Besides money

Ron Shaich, CEO or Panera Bread Company, at a store St. Louis. (Tom Gannam / AP)

After speculation during the first half of the week, Panera Bread Company, a fast casual chain, announced on Wednesday that JAB Holdings Company, a German conglomerate, would purchase it for roughly $7.5 billion. JAB’s reasoning seems staightforward enough: the company has been snapping up coffee chains in the U.S. including Krispy Kreme, Peet’s Coffee & Tea, Stumptown Coffee Roasters, Keurig Green Mountain, and Caribou Coffee. Panera is an expansion of that acquisition spree, as JAB pushes forward from the fast-growing coffee industry into the lunch market. But Panera will get something, other than money, out of the deal too.

The German billionaires that control JAB, the Reimann family, are known for bold business decisions and direct investments. That’s likely something Panera’s management wanted: After the deal closes, Panera will go from a public to private company. Ron Shaich, Panera’s founder and CEO, told CNBC on Wednesday that going private will allow the company to focus on long-term goals, citing a common concern that chasing shareholder returns results in short-term thinking that can plague public companies, including Panera. Economists have even found that some companies avoid going public so corporate management can remain free of such pressures which can undermine a company’s performance in the long term.

Panera is a Cinderella story in the fast-casual restaurant business: It consistently ranks at the top of the bakery cafe chain category in terms of sales volume, and is considered a leader in the fast-casual restaurant space. With the recent uptick in stock price on the rumor of its impending sale, the stock has gained over 8000 percent in the past 20 years.

Panera’s history includes another well-known cafe bakery chain, Au Bon Pain. Au Bon Pain acquired the Saint Louis Bread Company, in 1993 and rebranded it as Panera (which, according to the company, is a portmanteau for “time for bread” in Latin). Eventually Au Bon Pain was sold, but Ron Shaich, one of the co-founders of Au Bon Pain, spun off the Panera brand and ran it himself.
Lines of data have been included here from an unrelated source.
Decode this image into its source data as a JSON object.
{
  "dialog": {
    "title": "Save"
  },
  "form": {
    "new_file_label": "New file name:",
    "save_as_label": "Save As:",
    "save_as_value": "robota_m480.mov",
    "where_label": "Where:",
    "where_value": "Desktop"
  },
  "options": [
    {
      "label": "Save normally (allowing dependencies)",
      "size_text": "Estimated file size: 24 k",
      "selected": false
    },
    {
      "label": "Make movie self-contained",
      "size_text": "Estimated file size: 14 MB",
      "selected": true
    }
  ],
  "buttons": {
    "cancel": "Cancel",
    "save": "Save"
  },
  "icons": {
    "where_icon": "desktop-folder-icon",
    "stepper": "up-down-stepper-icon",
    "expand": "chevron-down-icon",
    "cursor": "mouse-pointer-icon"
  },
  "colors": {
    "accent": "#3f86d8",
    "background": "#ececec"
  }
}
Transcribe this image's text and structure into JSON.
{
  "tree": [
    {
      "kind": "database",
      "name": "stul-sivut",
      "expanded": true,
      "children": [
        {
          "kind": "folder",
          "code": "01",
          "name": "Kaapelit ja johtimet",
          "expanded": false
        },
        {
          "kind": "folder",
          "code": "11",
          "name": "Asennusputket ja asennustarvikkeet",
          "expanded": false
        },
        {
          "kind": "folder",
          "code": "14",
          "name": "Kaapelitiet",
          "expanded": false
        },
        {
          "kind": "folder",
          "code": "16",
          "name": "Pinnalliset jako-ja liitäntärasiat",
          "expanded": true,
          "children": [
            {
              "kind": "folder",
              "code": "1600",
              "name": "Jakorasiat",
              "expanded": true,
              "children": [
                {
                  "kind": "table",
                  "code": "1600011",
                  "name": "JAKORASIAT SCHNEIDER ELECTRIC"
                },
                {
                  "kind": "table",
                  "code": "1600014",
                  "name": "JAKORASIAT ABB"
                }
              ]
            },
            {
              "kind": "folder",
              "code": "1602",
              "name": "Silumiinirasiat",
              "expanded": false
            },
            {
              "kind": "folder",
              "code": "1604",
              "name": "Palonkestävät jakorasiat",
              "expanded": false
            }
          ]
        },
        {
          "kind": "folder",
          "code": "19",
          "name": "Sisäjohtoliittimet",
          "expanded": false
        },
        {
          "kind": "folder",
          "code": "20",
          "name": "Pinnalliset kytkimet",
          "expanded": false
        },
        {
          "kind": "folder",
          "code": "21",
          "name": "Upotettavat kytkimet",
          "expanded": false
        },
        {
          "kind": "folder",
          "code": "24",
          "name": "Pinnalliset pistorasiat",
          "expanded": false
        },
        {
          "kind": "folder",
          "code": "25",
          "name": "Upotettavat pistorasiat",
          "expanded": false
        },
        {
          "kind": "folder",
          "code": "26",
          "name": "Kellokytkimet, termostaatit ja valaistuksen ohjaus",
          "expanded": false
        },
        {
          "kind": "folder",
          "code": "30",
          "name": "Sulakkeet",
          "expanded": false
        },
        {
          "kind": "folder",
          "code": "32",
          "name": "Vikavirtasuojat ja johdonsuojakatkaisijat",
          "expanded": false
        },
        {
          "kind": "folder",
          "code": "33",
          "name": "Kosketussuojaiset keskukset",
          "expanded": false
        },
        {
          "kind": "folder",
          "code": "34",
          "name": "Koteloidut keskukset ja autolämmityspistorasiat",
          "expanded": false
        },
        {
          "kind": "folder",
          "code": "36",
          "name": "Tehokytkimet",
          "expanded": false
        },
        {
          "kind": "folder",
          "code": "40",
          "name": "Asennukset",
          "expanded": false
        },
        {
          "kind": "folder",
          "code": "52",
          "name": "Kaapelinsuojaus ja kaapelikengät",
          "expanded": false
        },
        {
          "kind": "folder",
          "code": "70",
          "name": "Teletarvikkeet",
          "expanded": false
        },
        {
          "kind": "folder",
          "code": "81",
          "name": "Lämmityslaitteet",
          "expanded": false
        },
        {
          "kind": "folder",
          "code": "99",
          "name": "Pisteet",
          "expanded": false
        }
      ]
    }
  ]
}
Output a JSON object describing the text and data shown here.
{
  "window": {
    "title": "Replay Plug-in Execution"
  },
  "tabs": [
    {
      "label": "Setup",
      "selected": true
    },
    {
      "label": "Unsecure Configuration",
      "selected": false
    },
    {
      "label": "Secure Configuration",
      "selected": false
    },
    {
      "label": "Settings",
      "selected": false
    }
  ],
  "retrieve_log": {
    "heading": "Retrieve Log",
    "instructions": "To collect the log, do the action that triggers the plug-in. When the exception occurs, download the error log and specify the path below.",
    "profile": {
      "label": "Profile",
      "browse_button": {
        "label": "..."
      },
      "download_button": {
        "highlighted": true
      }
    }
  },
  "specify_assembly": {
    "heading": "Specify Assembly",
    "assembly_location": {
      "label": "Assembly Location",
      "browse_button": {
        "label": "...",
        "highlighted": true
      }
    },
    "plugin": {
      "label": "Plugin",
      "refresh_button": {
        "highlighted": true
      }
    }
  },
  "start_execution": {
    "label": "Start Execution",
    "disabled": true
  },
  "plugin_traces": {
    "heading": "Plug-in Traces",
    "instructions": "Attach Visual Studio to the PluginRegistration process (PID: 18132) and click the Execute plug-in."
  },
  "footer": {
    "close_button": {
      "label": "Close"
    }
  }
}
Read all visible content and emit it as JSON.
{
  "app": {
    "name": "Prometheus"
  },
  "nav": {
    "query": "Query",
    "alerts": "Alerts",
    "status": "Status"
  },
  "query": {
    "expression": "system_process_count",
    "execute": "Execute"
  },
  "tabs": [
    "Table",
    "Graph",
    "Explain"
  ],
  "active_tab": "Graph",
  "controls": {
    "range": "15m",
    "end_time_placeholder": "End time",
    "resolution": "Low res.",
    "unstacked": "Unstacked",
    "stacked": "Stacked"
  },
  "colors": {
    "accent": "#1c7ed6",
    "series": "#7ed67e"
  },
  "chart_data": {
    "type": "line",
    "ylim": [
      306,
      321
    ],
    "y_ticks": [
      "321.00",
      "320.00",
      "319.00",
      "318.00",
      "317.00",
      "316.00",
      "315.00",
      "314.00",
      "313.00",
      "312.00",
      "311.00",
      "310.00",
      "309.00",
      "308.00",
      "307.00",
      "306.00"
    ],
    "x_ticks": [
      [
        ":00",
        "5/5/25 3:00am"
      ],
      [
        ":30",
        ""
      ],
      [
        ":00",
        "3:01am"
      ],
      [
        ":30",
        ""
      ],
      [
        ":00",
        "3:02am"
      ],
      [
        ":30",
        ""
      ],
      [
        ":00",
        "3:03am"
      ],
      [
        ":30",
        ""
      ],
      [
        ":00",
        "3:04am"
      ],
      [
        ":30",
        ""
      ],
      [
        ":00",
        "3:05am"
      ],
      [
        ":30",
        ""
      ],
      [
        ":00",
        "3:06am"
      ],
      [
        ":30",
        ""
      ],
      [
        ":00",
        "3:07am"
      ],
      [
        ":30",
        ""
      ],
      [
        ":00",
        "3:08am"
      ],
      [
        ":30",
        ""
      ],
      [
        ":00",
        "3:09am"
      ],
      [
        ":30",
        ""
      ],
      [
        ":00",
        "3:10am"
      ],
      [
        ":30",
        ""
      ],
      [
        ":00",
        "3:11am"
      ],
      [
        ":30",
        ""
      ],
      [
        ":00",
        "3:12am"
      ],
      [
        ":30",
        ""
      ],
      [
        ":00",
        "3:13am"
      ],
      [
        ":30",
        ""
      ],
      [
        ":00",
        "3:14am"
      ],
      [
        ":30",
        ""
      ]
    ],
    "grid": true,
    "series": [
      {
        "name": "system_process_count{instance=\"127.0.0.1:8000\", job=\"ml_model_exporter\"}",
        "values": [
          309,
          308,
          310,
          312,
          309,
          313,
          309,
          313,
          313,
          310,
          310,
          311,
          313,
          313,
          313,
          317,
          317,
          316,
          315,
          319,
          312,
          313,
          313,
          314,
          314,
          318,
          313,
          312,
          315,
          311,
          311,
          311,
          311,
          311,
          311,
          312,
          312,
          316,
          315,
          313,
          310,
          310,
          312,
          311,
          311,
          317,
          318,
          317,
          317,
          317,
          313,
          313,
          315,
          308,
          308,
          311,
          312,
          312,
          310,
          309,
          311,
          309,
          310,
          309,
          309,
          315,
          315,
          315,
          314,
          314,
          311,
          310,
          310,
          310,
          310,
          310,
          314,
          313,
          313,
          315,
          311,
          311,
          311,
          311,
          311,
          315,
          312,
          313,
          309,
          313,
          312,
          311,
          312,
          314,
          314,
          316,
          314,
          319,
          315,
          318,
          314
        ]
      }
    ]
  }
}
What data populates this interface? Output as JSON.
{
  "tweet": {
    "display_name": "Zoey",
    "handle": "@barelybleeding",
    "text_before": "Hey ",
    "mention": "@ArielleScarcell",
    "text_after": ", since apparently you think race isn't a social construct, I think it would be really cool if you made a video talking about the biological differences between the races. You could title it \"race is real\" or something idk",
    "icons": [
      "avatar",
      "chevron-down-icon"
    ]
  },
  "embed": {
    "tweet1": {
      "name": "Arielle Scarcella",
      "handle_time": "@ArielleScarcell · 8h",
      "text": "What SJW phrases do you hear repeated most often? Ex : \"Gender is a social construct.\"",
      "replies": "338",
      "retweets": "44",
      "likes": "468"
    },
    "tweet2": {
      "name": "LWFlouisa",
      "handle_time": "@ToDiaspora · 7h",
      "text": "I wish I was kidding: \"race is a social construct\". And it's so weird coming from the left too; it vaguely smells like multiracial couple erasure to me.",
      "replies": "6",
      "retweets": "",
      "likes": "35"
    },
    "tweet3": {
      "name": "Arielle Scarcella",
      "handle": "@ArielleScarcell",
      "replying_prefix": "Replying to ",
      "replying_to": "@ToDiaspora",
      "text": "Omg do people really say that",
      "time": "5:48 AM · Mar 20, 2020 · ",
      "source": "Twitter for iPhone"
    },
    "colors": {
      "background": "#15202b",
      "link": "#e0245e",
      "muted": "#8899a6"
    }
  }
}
Shaich has said in interviews in the past that he saw Panera as “a gem” in the 1990s. He has since grown the chain to over 2,000 outlets across the U.S.

Part of the Panera’s secret sauce was that it provided casual over-the-counter service that felt upscale. For that, its customers were willing to pay a little more. But it hasn’t all been positive. The past several years have proved difficult, with competition from fast-food chains and casual dining increasing. In 2013, the company’s slow service was criticized and rising costs have also hampered profitability. However, the company excels at things that those in the industry consider forward-thinking: Panera has been successful getting customers to order on mobile, as well as strategically converting some stores into outlets that can handle catering and delivery. Panera has also been a leader in healthy-food initiatives, including pledging not to use any artificial ingredients and being transparent about the sugar content in its drinks.

Investors have long believed in Shaich’s ability to make money from selling lunch. Panera going private could allow for more interesting, and eventually profit-driving, initiatives at the brand. But now, Shaich will be able to operate away from the constant watch of anxious shareholders, and with German billionaires backing his business.